Being small has its advantages in other respects, Oxland says. “The good thing about being our size is we can get everyone together and thrash out an idea, then go back to our desks and implement it, and see if it works.” It also, he suggests, makes for a greater individual sense of creative investment in the games the studio creates. “I’ve talked to people [at larger developers] and a lot of them don’t even see the finished game. They just write a piece of code or build a little object, and that gets put into the pool and disappears into the ether. As a creative person that’s kind of soul-destroying: you build a tyre or a gun or whatever, and when the game comes out you’re running through it desperately trying to find this object you built.”
Earl immediately follows up. “It’s even more of a shame when you see these projects that get built, and they could be a work of art, but then the studio closes down, and that code just goes off into the ether. OK, some people probably walk away with some bits. But it’s so hard to make games and put them together.” That might explain why the studio’s code base has been around for even longer than most employees. “I fixed a bug the other day that was 16 years old!” Earl laughs. “I don’t know whether that’s good or bad. It only transpired because we were [testing] the co-op stuff and it was in the input manager. But I don’t know how many other people could say that.”
Is that, we ask, why Troll And I uses the studio’s bespoke engine rather than Unity or Unreal? “Well, there are a few reasons, really. We just get more control over what we want to do,” Earl explains. The engine has been growing over time into a truly crossplatform concern: Troll And I runs on PC, Xbox One and PS4, but it could be easily ported to other formats. “We’re still coming across DS and PSP code in the code base,” Earl smiles. “That’s how crossplatform it is. And it’s all been done through source revisions, so if I wanted I could take it back to when it first started.”
Having such close familiarity with the code base not only makes adjustments and additions easier, it means the studio isn’t just starting from a clean slate; rather, it has the support pillars in place to make a game of this scale.
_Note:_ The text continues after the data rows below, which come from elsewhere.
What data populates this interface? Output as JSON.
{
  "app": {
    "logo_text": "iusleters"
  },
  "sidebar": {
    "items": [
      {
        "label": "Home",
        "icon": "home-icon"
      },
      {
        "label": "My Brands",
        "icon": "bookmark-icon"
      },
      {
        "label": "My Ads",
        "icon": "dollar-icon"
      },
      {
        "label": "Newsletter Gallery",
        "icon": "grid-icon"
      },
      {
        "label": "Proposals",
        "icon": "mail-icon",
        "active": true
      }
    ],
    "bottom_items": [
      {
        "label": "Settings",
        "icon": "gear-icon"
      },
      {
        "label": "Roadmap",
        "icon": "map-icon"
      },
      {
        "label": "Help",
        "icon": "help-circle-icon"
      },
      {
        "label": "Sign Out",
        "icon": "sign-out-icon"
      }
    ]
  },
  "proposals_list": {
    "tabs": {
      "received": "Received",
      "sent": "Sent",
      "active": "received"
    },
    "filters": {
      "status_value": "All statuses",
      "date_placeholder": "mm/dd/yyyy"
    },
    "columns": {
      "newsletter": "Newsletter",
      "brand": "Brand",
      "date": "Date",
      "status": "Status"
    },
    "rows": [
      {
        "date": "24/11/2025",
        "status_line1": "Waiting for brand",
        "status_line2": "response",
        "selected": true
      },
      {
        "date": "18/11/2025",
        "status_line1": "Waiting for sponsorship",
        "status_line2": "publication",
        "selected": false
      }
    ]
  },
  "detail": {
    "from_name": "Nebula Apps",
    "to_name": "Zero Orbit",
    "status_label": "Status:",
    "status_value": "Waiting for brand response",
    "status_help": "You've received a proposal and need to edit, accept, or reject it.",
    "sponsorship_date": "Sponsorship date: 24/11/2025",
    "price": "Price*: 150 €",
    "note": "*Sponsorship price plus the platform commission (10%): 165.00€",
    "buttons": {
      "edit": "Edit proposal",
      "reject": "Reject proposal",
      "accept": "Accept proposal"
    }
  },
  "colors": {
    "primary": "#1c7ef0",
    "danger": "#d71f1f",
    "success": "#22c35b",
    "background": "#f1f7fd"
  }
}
The engine may not have an official name (“We really should get around to that,” Earl says) but everyone at Spiral House is aware of its strengths and its idiosyncrasies. “We’ve had a play around with Unity and Unreal, and it’s easy to get things up and running with them,” Earl adds. “But they’ve still got their own quirks and nuances, and you have to work around them. It’s the same as doing it in our own engine, but we know it, so we don’t have to research any issues.”
By early next year, Spiral House will finally have achieved its five-year target. It’s under no illusions that the competition is fierce, but it’s hopeful Troll And I can find an audience – and it won’t have to sell in Uncharted or Tomb Raider numbers to be considered a success. “Look at all the strong IPs,” Oxland suggests. “They all started out a bit rickety, but with potential. It’s a fun game, with cool ingredients. And who knows? Maybe ten years down the line we’ll see Troll
And I 4!” He laughs, but there’s a part of him that hopes that might just happen.
“Does it look as good as Uncharted 4? No,” Oxland adds. “At the moment, that’s beyond us.” He glances over at his long-time colleague, a twinkle in his eye. “But that’s our goal, isn’t it?”
Technical director Bobby Earl (left) and creative director Kevin Oxland have been at Spiral House since its formation
Troll AndI isn’t the studio’s only original property: it will look to raise funding for another project towards the end of the year. “We’re really glad we made the leap,” Oxland says